Assignment => Every line below that has the string "group" adds one to the count. Give that count by itself.

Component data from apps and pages
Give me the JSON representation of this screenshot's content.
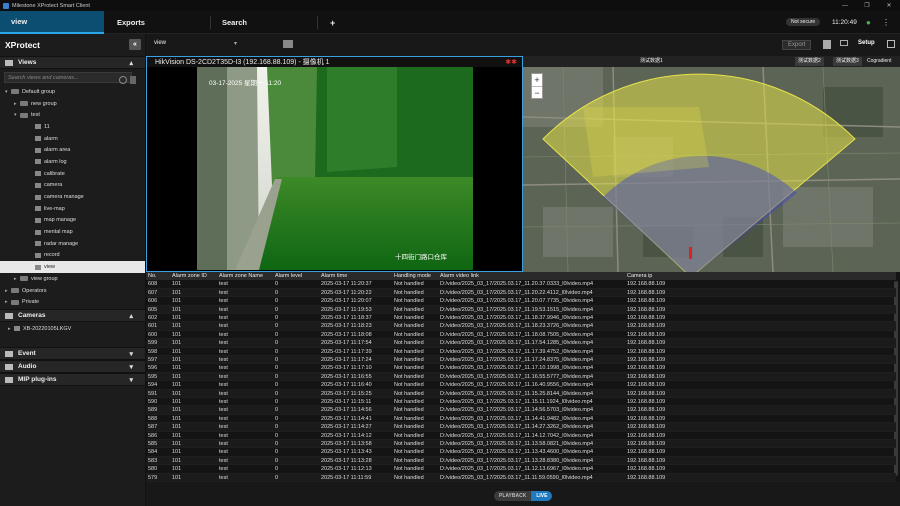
{
  "window": {
    "title": "Milestone XProtect Smart Client"
  },
  "nav": {
    "tabs": [
      {
        "label": "view"
      },
      {
        "label": "Exports"
      },
      {
        "label": "Search"
      }
    ],
    "add": "+",
    "status": "Not secure",
    "time": "11:20:49",
    "setup": "Setup"
  },
  "sidebar": {
    "title": "XProtect",
    "views_label": "Views",
    "search_placeholder": "Search views and cameras...",
    "tree": [
      {
        "label": "Default group",
        "level": 0,
        "type": "folder",
        "exp": "▾"
      },
      {
        "label": "new group",
        "level": 1,
        "type": "folder",
        "exp": "▸"
      },
      {
        "label": "test",
        "level": 1,
        "type": "folder",
        "exp": "▾"
      },
      {
        "label": "11",
        "level": 2,
        "type": "view"
      },
      {
        "label": "alarm",
        "level": 2,
        "type": "view"
      },
      {
        "label": "alarm area",
        "level": 2,
        "type": "view"
      },
      {
        "label": "alarm log",
        "level": 2,
        "type": "view"
      },
      {
        "label": "calibrate",
        "level": 2,
        "type": "view"
      },
      {
        "label": "camera",
        "level": 2,
        "type": "view"
      },
      {
        "label": "camera manage",
        "level": 2,
        "type": "view"
      },
      {
        "label": "live-map",
        "level": 2,
        "type": "view"
      },
      {
        "label": "map manage",
        "level": 2,
        "type": "view"
      },
      {
        "label": "mental map",
        "level": 2,
        "type": "view"
      },
      {
        "label": "radar manage",
        "level": 2,
        "type": "view"
      },
      {
        "label": "record",
        "level": 2,
        "type": "view"
      },
      {
        "label": "view",
        "level": 2,
        "type": "view",
        "selected": true
      },
      {
        "label": "view group",
        "level": 1,
        "type": "folder",
        "exp": "▸"
      },
      {
        "label": "Operators",
        "level": 0,
        "type": "folder",
        "exp": "▸"
      },
      {
        "label": "Private",
        "level": 0,
        "type": "folder",
        "exp": "▸"
      }
    ],
    "cameras_label": "Cameras",
    "camera_item": "XB-20220105LKGV",
    "sections": [
      {
        "label": "Event"
      },
      {
        "label": "Audio"
      },
      {
        "label": "MIP plug-ins"
      }
    ]
  },
  "toolbar": {
    "view_select": "view",
    "export": "Export"
  },
  "camera": {
    "title": "HikVision DS-2CD2T35D-I3 (192.168.88.109) - 摄像机 1",
    "osd_date": "03-17-2025 星期一 11:20",
    "osd_label": "十四街门路口仓库"
  },
  "map": {
    "tabs": [
      "测试数据1",
      "测试数据2",
      "测试数据3",
      "Cogradient"
    ],
    "zoom_in": "+",
    "zoom_out": "−"
  },
  "table": {
    "columns": [
      "No.",
      "Alarm zone ID",
      "Alarm zone Name",
      "Alarm level",
      "Alarm time",
      "Handling mode",
      "Alarm video link",
      "Camera ip"
    ],
    "rows": [
      [
        "608",
        "101",
        "test",
        "0",
        "2025-03-17 11:20:37",
        "Not handled",
        "D:/video/2025_03_17/2025.03.17_11.20.37.0333_l0lvideo.mp4",
        "192.168.88.109"
      ],
      [
        "607",
        "101",
        "test",
        "0",
        "2025-03-17 11:20:22",
        "Not handled",
        "D:/video/2025_03_17/2025.03.17_11.20.22.4112_l0lvideo.mp4",
        "192.168.88.109"
      ],
      [
        "606",
        "101",
        "test",
        "0",
        "2025-03-17 11:20:07",
        "Not handled",
        "D:/video/2025_03_17/2025.03.17_11.20.07.7735_l0lvideo.mp4",
        "192.168.88.109"
      ],
      [
        "605",
        "101",
        "test",
        "0",
        "2025-03-17 11:19:53",
        "Not handled",
        "D:/video/2025_03_17/2025.03.17_11.19.53.1515_l0lvideo.mp4",
        "192.168.88.109"
      ],
      [
        "602",
        "101",
        "test",
        "0",
        "2025-03-17 11:18:37",
        "Not handled",
        "D:/video/2025_03_17/2025.03.17_11.18.37.9946_l0lvideo.mp4",
        "192.168.88.109"
      ],
      [
        "601",
        "101",
        "test",
        "0",
        "2025-03-17 11:18:23",
        "Not handled",
        "D:/video/2025_03_17/2025.03.17_11.18.23.3726_l0lvideo.mp4",
        "192.168.88.109"
      ],
      [
        "600",
        "101",
        "test",
        "0",
        "2025-03-17 11:18:08",
        "Not handled",
        "D:/video/2025_03_17/2025.03.17_11.18.08.7505_l0lvideo.mp4",
        "192.168.88.109"
      ],
      [
        "599",
        "101",
        "test",
        "0",
        "2025-03-17 11:17:54",
        "Not handled",
        "D:/video/2025_03_17/2025.03.17_11.17.54.1285_l0lvideo.mp4",
        "192.168.88.109"
      ],
      [
        "598",
        "101",
        "test",
        "0",
        "2025-03-17 11:17:39",
        "Not handled",
        "D:/video/2025_03_17/2025.03.17_11.17.39.4752_l0lvideo.mp4",
        "192.168.88.109"
      ],
      [
        "597",
        "101",
        "test",
        "0",
        "2025-03-17 11:17:24",
        "Not handled",
        "D:/video/2025_03_17/2025.03.17_11.17.24.8375_l0lvideo.mp4",
        "192.168.88.109"
      ],
      [
        "596",
        "101",
        "test",
        "0",
        "2025-03-17 11:17:10",
        "Not handled",
        "D:/video/2025_03_17/2025.03.17_11.17.10.1998_l0lvideo.mp4",
        "192.168.88.109"
      ],
      [
        "595",
        "101",
        "test",
        "0",
        "2025-03-17 11:16:55",
        "Not handled",
        "D:/video/2025_03_17/2025.03.17_11.16.55.5777_l0lvideo.mp4",
        "192.168.88.109"
      ],
      [
        "594",
        "101",
        "test",
        "0",
        "2025-03-17 11:16:40",
        "Not handled",
        "D:/video/2025_03_17/2025.03.17_11.16.40.9556_l0lvideo.mp4",
        "192.168.88.109"
      ],
      [
        "591",
        "101",
        "test",
        "0",
        "2025-03-17 11:15:25",
        "Not handled",
        "D:/video/2025_03_17/2025.03.17_11.15.25.8144_l0lvideo.mp4",
        "192.168.88.109"
      ],
      [
        "590",
        "101",
        "test",
        "0",
        "2025-03-17 11:15:11",
        "Not handled",
        "D:/video/2025_03_17/2025.03.17_11.15.11.1924_l0lvideo.mp4",
        "192.168.88.109"
      ],
      [
        "589",
        "101",
        "test",
        "0",
        "2025-03-17 11:14:56",
        "Not handled",
        "D:/video/2025_03_17/2025.03.17_11.14.56.5703_l0lvideo.mp4",
        "192.168.88.109"
      ],
      [
        "588",
        "101",
        "test",
        "0",
        "2025-03-17 11:14:41",
        "Not handled",
        "D:/video/2025_03_17/2025.03.17_11.14.41.9482_l0lvideo.mp4",
        "192.168.88.109"
      ],
      [
        "587",
        "101",
        "test",
        "0",
        "2025-03-17 11:14:27",
        "Not handled",
        "D:/video/2025_03_17/2025.03.17_11.14.27.3262_l0lvideo.mp4",
        "192.168.88.109"
      ],
      [
        "586",
        "101",
        "test",
        "0",
        "2025-03-17 11:14:12",
        "Not handled",
        "D:/video/2025_03_17/2025.03.17_11.14.12.7042_l0lvideo.mp4",
        "192.168.88.109"
      ],
      [
        "585",
        "101",
        "test",
        "0",
        "2025-03-17 11:13:58",
        "Not handled",
        "D:/video/2025_03_17/2025.03.17_11.13.58.0821_l0lvideo.mp4",
        "192.168.88.109"
      ],
      [
        "584",
        "101",
        "test",
        "0",
        "2025-03-17 11:13:43",
        "Not handled",
        "D:/video/2025_03_17/2025.03.17_11.13.43.4600_l0lvideo.mp4",
        "192.168.88.109"
      ],
      [
        "583",
        "101",
        "test",
        "0",
        "2025-03-17 11:13:28",
        "Not handled",
        "D:/video/2025_03_17/2025.03.17_11.13.28.8380_l0lvideo.mp4",
        "192.168.88.109"
      ],
      [
        "580",
        "101",
        "test",
        "0",
        "2025-03-17 11:12:13",
        "Not handled",
        "D:/video/2025_03_17/2025.03.17_11.12.13.6967_l0lvideo.mp4",
        "192.168.88.109"
      ],
      [
        "579",
        "101",
        "test",
        "0",
        "2025-03-17 11:11:59",
        "Not handled",
        "D:/video/2025_03_17/2025.03.17_11.11.59.0590_l0lvideo.mp4",
        "192.168.88.109"
      ]
    ]
  },
  "footer": {
    "playback": "PLAYBACK",
    "live": "LIVE"
  },
  "colors": {
    "accent": "#2aa6e8",
    "active_tab": "#0c4d72",
    "overlay_yellow": "#e6e24a",
    "overlay_blue": "#3b42c8"
  }
}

Answer => 3